Mental Health: a global challenge in the 21st century
Mental health encompasses our emotional, social and psychic well-being, and as such, it is essential to promote it and protect it in each and all of life’s stages. However, statistics do not provide us with encouraging data. According to the WHO, a quarter of the world's population will suffer from some mental disorder during their lifespan. Another study on the global burden of disease has shown that mental pathologies currently represent, on a global scale, the biggest single healthcare cost, a cost that is constantly increasing and which is expected, by 2030, to exceed US$6 trillion a year (more than the cost of diabetes, cancer and lung disease put together). Such a tremendous health and economic burden can be partly explained by the fact that nearly half of all mental disorders begin early in life and that having them increases the risk of suffering from other chronic diseases. Perhaps, for this reason, popular wisdom says that "without mental health, there is no health."
Providing solutions to a complex multifactorial problem that dramatically affects our society and has a big economic impact requires an approach from various fronts, research being one of them. For this reason, the Universitat Autònoma de Barcelona has opted for pooling efforts and resources with the aim of contributing to the huge task of providing innovative solutions in the field of mental health. As a result, the CORE- Mental Health research community was born, grouping together researchers who are each working within their own area of expertise, to tackle the challenges inherent to each stage of the mental health value chain, with a translational approach.
Health research only makes sense as long as outcomes are validated and translated to society, and mental health is no exception to this. That is why the interaction of the research community with both industry and the voluntary and community sectors is an absolute necessity and, as such, must be part of our day to day. The final challenge is to contribute to society with tools and answers to key issues, such as identifying the primary factors that make someone more vulnerable or resilient to mental pathology, validating biomarkers that will allow us to make quicker and more accurate diagnoses, or optimizing the monitoring of a patient's evolution using, for example, new technologies.

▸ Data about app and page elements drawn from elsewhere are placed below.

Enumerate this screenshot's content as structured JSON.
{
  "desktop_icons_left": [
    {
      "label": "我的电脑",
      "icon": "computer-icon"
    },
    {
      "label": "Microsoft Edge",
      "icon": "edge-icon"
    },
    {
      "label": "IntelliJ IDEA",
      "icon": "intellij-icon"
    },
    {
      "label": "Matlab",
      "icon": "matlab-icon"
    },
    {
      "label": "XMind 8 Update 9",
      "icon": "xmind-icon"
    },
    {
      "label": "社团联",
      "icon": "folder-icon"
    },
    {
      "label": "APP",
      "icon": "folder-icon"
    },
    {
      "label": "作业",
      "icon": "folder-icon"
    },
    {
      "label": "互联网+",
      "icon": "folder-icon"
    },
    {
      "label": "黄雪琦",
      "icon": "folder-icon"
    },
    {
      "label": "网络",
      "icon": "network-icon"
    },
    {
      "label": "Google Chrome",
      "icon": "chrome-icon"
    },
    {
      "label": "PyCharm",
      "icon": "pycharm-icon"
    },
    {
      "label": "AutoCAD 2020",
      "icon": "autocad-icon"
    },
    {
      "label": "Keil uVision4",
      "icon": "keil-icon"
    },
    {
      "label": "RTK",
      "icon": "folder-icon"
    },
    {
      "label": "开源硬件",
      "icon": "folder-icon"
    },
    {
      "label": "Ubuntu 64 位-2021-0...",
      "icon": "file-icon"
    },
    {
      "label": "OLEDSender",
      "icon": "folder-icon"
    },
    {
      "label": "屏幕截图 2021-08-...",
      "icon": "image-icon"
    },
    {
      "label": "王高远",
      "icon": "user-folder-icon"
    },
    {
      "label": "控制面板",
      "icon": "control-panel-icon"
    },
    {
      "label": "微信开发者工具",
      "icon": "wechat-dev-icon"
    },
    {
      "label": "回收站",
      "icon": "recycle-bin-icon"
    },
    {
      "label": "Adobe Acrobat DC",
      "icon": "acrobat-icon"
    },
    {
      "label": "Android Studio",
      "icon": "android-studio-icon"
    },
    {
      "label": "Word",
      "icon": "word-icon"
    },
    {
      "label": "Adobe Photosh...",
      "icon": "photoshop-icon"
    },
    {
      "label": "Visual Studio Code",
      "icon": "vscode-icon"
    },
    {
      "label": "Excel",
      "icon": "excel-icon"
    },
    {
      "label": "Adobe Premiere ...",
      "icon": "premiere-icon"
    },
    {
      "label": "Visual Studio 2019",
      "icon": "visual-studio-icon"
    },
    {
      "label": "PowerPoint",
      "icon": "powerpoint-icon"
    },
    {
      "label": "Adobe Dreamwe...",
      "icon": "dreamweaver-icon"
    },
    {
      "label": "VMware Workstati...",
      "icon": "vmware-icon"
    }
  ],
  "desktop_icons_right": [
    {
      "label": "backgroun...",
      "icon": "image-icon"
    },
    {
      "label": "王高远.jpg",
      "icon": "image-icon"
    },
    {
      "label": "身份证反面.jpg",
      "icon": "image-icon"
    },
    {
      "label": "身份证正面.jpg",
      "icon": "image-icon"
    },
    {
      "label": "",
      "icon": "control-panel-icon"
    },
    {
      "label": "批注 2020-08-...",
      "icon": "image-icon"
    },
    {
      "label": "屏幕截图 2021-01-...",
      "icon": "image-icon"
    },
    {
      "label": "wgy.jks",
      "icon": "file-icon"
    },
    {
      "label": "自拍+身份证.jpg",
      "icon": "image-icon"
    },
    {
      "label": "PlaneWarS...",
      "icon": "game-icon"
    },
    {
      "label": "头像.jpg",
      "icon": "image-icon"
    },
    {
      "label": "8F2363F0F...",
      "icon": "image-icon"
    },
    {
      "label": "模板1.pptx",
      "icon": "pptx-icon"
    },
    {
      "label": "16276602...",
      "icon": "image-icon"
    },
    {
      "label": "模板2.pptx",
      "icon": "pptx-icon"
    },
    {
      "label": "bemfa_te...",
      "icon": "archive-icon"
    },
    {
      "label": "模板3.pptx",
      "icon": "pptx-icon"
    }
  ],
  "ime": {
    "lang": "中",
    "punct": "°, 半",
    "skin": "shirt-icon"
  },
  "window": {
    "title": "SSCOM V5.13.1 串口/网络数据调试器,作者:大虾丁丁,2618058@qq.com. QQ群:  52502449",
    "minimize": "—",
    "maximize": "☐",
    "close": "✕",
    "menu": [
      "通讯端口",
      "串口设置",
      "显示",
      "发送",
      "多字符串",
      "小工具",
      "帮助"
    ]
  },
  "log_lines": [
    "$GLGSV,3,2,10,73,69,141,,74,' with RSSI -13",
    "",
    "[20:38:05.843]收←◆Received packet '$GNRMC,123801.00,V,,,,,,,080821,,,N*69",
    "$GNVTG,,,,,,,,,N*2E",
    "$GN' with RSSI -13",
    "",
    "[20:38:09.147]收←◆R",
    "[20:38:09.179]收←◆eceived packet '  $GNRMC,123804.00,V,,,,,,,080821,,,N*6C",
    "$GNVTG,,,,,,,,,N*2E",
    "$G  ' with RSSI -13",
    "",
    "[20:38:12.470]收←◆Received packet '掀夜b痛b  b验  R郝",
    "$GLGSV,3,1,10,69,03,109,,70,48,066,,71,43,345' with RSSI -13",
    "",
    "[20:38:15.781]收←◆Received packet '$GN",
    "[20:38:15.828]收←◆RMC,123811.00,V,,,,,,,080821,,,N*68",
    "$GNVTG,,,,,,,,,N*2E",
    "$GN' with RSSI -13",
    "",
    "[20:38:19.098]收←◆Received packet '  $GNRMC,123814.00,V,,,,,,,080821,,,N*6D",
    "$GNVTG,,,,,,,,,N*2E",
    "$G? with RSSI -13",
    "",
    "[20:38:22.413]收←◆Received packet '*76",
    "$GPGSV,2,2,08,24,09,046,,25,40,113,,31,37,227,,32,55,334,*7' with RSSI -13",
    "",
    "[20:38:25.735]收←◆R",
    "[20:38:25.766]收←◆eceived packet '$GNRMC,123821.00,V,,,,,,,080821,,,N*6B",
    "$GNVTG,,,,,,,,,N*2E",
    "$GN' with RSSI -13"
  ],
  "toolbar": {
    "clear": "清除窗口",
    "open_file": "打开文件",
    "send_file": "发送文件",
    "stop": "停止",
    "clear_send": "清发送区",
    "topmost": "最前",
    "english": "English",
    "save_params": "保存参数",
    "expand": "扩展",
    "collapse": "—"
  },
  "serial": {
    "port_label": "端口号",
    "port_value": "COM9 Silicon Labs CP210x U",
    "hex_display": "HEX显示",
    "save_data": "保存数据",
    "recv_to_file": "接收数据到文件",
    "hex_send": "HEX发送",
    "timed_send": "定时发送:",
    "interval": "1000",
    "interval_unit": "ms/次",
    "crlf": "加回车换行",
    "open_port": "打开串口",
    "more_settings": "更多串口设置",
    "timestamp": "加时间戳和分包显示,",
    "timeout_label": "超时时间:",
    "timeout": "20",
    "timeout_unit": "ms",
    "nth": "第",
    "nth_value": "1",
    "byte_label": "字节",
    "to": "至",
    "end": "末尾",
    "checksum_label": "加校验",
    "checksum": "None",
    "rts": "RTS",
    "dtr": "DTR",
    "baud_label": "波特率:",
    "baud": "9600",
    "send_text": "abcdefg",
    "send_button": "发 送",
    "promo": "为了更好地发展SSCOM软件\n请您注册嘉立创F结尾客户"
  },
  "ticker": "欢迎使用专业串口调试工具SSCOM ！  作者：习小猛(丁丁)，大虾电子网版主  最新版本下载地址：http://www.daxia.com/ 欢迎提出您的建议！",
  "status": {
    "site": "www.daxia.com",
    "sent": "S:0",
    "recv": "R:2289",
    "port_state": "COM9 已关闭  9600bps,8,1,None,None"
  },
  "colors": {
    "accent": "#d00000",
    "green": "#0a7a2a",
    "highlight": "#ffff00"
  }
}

After all, the ultimate goal of mental health research and its reason for existence is, and must continue to be, the individual’s well-being.
Murray CJL, Lopez AD. The Global Burden of Disease: A Comprehensive Assessment of Mortality and Disability from Diseases, Injuries and Risk Factors in 1990 and Projected to 2020. Geneva, Switzerland;World Health Organization, 1996.
Whiteford HA, Degenhardt L, Rehm J, Baxter AJ, Ferrari AJ, Erskine HE, Charlson FJ, Norman RE, Flaxman AD, Johns N, Burstein R, Murray CJ, Vos T. Global burden of disease attributable to mental and substance use disorders: findings from the Global Burden of Disease Study 2010. Lancet. 2013;382(9904):1575-86.